Selling

Pushing Leaf

While chatting with a tea friend last week, who is also in the business of tea, we happened upon the topic of sales skills. When one thinks about selling, it is very easy to conjure up the caricature of a sleazy, do-anything-for-the-sale, kind of a used car guy. If this is what your teashop staff thinks about selling, you might have to deprogram them a bit.

Ask your staff to think of a time when they were out shopping for something and received really great service. What did they like about that experience? My guess would be a knowledgeable sales person, who was informative, helpful, told them about any specials and mentioned a few companion items or items also looked at by customer with similar interests. Nobody likes to be pressured into making a purchase, but everyone likes information.

 These beauties can't speak for themselves.
These beauties can't speak for themselves.

Selling tea is all about teaching the customer and helping them find a tea they will enjoy. Probe the customer for their needs and evaluate their tea experience level as this can vary greatly from absolute newbie to connoisseur. I usually start by asking them what they normally drink, and try to determine if they prefer flavored or non-flavored. This will quickly help rule out things in which they have no interest. My friend who is from a medical background, starts with asking if they can or cannot have caffeine, and then follows by asking if they have any medical restrictions to keep things on the safe side.

From opening questions, you can probe further to see what kind of flavors they like, what teas have they tried, how do they brew, etc. The many categories of tea can be overwhelming to your customer. Asking the right questions can help narrow down the field for them and effectively assist them in finding a tea that is right for them.

Additionally, a few simple customer interaction "best practices" should be established to guide your staff. A while back in a previous incarnation, I worked for department store companies who coached their employees with the following customer service oriented basics:

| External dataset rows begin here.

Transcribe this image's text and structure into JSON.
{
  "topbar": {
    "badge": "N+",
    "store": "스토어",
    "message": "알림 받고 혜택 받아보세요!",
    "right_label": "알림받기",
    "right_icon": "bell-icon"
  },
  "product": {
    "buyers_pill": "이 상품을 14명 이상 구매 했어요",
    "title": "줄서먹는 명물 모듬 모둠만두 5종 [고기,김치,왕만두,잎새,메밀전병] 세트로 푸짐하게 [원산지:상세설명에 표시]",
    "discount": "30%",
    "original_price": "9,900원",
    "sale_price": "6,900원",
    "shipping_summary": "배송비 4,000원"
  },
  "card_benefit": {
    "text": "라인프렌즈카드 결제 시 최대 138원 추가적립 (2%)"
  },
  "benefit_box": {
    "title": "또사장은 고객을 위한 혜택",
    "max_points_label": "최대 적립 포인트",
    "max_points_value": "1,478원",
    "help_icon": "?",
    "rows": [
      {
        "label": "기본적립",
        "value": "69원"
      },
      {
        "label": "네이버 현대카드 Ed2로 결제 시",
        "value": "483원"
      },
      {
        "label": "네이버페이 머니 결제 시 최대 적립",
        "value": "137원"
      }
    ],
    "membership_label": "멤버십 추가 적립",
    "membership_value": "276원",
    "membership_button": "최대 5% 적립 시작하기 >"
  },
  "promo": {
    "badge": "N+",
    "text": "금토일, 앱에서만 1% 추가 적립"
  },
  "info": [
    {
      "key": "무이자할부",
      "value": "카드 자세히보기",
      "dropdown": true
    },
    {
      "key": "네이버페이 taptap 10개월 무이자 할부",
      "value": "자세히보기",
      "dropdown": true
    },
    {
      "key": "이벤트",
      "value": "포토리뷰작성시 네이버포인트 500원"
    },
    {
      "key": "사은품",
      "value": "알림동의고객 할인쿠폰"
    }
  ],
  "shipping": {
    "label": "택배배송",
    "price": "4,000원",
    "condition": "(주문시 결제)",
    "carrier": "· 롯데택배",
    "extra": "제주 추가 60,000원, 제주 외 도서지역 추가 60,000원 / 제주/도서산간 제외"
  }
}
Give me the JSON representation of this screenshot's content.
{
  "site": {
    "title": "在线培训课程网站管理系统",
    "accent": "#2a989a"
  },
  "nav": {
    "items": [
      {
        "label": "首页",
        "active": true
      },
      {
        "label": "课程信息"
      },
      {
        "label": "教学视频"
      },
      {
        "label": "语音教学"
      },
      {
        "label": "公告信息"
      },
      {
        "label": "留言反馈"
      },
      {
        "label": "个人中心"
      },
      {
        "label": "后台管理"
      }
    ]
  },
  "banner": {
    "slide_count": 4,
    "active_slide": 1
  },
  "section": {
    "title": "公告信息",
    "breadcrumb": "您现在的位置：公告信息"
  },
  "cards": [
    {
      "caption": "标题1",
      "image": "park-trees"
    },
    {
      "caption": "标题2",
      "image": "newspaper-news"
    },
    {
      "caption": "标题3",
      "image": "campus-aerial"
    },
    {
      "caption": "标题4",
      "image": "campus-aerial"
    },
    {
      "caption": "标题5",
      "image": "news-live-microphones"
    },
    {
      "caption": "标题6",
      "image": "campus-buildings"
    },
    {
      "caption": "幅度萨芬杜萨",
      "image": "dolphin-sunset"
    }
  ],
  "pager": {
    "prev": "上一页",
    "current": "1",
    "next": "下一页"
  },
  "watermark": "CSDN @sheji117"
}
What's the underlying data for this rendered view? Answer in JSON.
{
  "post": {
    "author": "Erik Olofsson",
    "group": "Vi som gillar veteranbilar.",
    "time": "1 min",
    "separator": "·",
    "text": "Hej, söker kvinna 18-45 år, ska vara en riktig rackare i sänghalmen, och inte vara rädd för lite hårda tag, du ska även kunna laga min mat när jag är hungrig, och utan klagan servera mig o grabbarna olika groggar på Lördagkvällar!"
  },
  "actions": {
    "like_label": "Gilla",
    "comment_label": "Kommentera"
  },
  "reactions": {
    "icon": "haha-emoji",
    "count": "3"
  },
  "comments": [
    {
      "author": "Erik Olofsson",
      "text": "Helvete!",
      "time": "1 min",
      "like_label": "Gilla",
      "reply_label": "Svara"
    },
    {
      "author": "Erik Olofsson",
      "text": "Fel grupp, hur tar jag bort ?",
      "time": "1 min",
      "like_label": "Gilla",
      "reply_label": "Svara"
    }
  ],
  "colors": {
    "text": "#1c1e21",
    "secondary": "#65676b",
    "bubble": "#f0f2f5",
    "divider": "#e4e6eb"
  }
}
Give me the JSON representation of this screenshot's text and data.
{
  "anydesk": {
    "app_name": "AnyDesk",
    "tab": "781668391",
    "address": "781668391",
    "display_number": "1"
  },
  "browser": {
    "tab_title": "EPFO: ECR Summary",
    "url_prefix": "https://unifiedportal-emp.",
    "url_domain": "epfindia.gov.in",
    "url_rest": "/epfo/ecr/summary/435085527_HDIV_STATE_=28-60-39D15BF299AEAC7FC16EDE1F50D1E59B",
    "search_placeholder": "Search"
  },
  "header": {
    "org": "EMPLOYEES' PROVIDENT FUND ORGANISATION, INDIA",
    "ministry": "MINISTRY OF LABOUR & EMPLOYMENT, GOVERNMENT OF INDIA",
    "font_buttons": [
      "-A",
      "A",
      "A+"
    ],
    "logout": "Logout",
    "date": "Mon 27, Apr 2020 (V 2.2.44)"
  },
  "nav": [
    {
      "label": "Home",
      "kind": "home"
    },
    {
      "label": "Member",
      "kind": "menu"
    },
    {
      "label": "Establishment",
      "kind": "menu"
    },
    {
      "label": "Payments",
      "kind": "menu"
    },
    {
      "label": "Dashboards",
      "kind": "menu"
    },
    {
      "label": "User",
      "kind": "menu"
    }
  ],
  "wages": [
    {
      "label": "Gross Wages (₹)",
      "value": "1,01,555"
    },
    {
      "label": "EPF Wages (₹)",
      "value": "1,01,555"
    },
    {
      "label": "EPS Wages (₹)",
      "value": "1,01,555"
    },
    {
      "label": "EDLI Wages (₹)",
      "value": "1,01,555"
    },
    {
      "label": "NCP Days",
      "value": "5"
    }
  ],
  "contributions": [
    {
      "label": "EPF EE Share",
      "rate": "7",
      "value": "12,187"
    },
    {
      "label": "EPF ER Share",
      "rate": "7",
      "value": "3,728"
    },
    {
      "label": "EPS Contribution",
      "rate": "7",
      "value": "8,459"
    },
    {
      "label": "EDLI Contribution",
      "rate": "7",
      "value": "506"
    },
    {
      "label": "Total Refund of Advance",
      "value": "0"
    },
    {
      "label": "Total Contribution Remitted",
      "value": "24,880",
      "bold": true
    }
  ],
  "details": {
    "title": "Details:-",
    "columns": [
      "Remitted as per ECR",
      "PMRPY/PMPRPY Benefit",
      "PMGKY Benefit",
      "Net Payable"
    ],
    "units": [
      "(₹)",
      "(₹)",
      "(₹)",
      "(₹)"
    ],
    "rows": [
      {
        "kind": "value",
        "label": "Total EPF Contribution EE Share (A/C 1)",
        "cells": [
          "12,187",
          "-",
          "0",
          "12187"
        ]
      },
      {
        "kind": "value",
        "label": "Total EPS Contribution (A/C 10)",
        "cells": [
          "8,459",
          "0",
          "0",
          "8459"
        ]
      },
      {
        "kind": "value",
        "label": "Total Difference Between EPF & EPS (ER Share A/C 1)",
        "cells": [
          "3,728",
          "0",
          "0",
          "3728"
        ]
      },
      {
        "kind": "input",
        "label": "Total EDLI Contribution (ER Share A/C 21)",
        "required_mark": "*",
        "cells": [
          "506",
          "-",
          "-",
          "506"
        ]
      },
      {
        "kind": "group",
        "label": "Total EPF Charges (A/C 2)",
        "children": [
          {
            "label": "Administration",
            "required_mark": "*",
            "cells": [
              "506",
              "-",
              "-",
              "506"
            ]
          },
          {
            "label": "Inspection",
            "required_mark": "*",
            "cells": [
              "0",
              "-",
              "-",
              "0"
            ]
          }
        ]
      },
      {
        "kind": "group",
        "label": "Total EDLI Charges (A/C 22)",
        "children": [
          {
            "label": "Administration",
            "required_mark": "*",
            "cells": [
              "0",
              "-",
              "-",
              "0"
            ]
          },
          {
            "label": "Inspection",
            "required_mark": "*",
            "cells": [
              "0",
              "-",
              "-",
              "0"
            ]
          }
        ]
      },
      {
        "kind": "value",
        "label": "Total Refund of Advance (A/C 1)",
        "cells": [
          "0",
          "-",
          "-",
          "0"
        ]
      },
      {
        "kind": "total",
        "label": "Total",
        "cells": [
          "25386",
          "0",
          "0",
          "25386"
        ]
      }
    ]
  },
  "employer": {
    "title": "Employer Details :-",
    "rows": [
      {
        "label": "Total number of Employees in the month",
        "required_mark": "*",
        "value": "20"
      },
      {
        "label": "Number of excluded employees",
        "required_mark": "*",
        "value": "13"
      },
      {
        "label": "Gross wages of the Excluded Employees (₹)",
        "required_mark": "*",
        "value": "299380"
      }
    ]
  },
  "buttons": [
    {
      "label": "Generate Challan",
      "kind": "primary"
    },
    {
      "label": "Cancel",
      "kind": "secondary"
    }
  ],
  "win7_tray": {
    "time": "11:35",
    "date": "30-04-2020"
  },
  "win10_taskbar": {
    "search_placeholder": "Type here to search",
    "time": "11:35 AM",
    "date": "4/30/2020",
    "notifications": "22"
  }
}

    Smile – This should be a no-brainer, but it just simply isn't. A smile will help you relax as well as show the customer you are friendly. The customer will feel they are welcome and that no, they aren’t bothering you – not one bit!
    Approach the customer - Could be a simple greeting, but acknowledging people who enter your store goes a long way in opening communication – not to mention it's ...well, polite. Even if you have a line of people at the checkout, just saying, "Hi there. I'll be with you soon" lets the customer know they are not being ignored and that you value their time.
    Thank You – This should be ingrained in all of us from childhood reminders, but we know from experience, it just doesn't always happen. Even if the customer has not made a purchase, thank them for their visit. Thank them for their interest. If the opportunity presents, thank them by name to personalize the interaction.

By implementing these (or something similar) as customer contact standards, you will give your staff guidelines and easy-to-achieve expectations. Then have your staff come up with selling points for every product and discuss approaches that have worked for them. Selling points are simply product features that people seek and desire! Practice with role playing and how to handle those odd-ball and typical questions and requests. Doing so will develop confidence and prepare them for success.

Tea sellers have a built-in advantage, as our product is fairly guilt-free. It is generally healthy, enjoyable and relatively inexpensive. Its abundance of variety makes cross selling other teas or teaware a breeze. Effectively evaluating the customer's needs is key to being successful at selling and to do this requires asking questions and communicating. By trying too hard not to be the sleazy used car guy, your staff might become too "live and let live" with the customer, who desperately needs help choosing a tea (or tea ware!) Don't leave your customer out there, adrift in the ocean of tea. They might just float away!